> [ASSIGNED TASK]:
Take from the data every line in which the word "Creato" is found.

[Stored data]
____________________
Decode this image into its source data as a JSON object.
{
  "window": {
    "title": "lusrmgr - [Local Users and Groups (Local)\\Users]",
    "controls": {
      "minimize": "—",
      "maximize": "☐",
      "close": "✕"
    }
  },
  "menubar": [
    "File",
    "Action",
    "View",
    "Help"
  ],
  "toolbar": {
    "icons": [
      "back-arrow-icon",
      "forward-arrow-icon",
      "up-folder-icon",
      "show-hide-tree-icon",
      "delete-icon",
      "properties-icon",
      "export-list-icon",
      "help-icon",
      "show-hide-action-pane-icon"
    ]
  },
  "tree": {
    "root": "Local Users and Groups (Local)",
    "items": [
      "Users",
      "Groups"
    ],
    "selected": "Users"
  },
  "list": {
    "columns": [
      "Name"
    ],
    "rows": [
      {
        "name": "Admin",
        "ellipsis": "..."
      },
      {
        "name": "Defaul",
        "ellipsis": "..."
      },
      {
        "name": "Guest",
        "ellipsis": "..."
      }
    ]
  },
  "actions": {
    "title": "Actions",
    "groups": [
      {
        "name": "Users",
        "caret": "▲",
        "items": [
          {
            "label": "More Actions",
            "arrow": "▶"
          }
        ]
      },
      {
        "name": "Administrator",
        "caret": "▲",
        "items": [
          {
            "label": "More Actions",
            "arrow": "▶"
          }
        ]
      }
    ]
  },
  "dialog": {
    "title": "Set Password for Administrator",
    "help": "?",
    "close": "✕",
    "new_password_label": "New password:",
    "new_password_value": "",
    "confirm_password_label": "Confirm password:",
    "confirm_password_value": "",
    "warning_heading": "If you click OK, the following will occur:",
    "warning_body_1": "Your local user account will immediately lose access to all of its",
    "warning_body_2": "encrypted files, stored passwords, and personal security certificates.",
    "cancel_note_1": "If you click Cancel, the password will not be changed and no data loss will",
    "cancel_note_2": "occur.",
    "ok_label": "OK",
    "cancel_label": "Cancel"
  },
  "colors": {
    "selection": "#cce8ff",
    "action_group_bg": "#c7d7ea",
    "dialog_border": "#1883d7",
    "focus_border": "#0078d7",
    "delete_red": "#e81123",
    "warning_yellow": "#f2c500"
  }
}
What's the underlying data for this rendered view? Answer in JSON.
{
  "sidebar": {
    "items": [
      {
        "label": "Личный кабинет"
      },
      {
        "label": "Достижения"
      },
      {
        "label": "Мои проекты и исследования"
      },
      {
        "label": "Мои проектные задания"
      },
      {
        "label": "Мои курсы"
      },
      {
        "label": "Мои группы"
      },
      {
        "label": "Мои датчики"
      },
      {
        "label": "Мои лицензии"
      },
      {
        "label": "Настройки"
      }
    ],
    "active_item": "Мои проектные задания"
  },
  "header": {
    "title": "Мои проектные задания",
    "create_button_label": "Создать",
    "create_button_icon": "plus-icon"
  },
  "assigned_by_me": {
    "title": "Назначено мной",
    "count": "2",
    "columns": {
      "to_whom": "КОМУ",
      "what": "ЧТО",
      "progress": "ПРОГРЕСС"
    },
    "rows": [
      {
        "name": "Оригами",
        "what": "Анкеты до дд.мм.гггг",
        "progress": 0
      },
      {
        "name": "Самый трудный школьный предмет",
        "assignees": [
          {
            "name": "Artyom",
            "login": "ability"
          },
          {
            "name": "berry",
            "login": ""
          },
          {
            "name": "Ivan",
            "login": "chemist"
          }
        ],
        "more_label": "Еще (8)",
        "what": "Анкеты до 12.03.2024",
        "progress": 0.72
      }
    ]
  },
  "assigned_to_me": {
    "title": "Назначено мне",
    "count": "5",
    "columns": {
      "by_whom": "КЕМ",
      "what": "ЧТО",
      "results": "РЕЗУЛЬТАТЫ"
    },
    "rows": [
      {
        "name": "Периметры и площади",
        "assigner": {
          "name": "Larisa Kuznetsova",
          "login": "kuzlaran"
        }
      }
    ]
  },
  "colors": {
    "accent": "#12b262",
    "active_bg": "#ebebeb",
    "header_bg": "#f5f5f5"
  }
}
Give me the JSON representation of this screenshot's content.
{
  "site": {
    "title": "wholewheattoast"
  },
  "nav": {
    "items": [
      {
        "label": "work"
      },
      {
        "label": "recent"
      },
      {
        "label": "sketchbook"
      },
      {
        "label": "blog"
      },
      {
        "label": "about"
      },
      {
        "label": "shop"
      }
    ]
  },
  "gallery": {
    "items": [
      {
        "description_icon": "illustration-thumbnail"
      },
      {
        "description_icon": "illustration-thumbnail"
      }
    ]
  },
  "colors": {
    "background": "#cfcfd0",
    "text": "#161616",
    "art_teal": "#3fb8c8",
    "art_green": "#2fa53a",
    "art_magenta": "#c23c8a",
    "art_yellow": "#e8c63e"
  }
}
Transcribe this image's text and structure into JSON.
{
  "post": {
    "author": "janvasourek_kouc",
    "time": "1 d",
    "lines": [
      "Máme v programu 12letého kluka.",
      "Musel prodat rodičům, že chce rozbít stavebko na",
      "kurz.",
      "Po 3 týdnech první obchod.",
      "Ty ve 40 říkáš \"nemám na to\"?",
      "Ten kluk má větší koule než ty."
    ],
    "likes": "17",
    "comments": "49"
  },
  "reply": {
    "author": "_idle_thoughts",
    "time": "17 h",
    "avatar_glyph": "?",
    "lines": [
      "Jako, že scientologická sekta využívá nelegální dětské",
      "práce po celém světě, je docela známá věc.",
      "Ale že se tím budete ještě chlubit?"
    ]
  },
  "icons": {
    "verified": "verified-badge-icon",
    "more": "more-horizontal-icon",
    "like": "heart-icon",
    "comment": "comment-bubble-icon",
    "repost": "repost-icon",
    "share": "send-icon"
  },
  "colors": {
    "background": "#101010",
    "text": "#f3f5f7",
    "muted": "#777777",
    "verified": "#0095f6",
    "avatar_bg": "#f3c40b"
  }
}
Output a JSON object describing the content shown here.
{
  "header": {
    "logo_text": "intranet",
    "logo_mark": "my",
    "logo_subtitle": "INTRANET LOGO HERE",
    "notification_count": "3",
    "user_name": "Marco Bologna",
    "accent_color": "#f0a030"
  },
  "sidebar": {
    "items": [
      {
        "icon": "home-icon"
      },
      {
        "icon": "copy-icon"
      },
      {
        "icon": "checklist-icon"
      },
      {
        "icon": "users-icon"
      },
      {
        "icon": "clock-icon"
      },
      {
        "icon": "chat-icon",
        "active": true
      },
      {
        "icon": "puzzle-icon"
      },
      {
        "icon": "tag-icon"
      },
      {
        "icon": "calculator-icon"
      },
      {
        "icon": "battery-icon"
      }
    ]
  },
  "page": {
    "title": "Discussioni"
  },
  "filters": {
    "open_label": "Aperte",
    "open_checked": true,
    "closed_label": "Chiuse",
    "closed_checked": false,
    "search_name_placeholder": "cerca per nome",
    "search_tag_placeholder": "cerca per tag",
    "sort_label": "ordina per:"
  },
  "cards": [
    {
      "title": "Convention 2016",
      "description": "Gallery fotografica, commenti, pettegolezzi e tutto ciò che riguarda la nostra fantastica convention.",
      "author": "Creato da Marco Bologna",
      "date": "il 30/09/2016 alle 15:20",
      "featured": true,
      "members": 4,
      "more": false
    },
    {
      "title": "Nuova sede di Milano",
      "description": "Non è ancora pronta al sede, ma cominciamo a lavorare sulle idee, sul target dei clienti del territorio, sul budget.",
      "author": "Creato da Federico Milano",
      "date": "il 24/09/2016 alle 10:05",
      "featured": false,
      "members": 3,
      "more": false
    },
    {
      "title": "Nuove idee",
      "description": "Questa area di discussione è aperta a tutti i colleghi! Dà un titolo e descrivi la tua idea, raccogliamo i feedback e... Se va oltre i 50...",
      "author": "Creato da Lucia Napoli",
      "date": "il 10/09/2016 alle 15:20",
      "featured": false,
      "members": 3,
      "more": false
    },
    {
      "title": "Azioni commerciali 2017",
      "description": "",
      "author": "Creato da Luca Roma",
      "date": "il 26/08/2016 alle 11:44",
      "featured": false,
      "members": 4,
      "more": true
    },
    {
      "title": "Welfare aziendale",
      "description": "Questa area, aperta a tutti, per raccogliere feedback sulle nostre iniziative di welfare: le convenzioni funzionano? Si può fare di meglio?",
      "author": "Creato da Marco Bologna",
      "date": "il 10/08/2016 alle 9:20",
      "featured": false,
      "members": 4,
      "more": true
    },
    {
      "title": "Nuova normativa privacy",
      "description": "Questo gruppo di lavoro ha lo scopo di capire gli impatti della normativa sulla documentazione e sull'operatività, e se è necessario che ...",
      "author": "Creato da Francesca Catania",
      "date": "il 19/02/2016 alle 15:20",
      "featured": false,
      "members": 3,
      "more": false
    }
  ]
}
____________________
> [ANSWER SPACE]:
      "author": "Creato da Marco Bologna",
      "author": "Creato da Federico Milano",
      "author": "Creato da Lucia Napoli",
      "author": "Creato da Luca Roma",
      "author": "Creato da Marco Bologna",
      "author": "Creato da Francesca Catania",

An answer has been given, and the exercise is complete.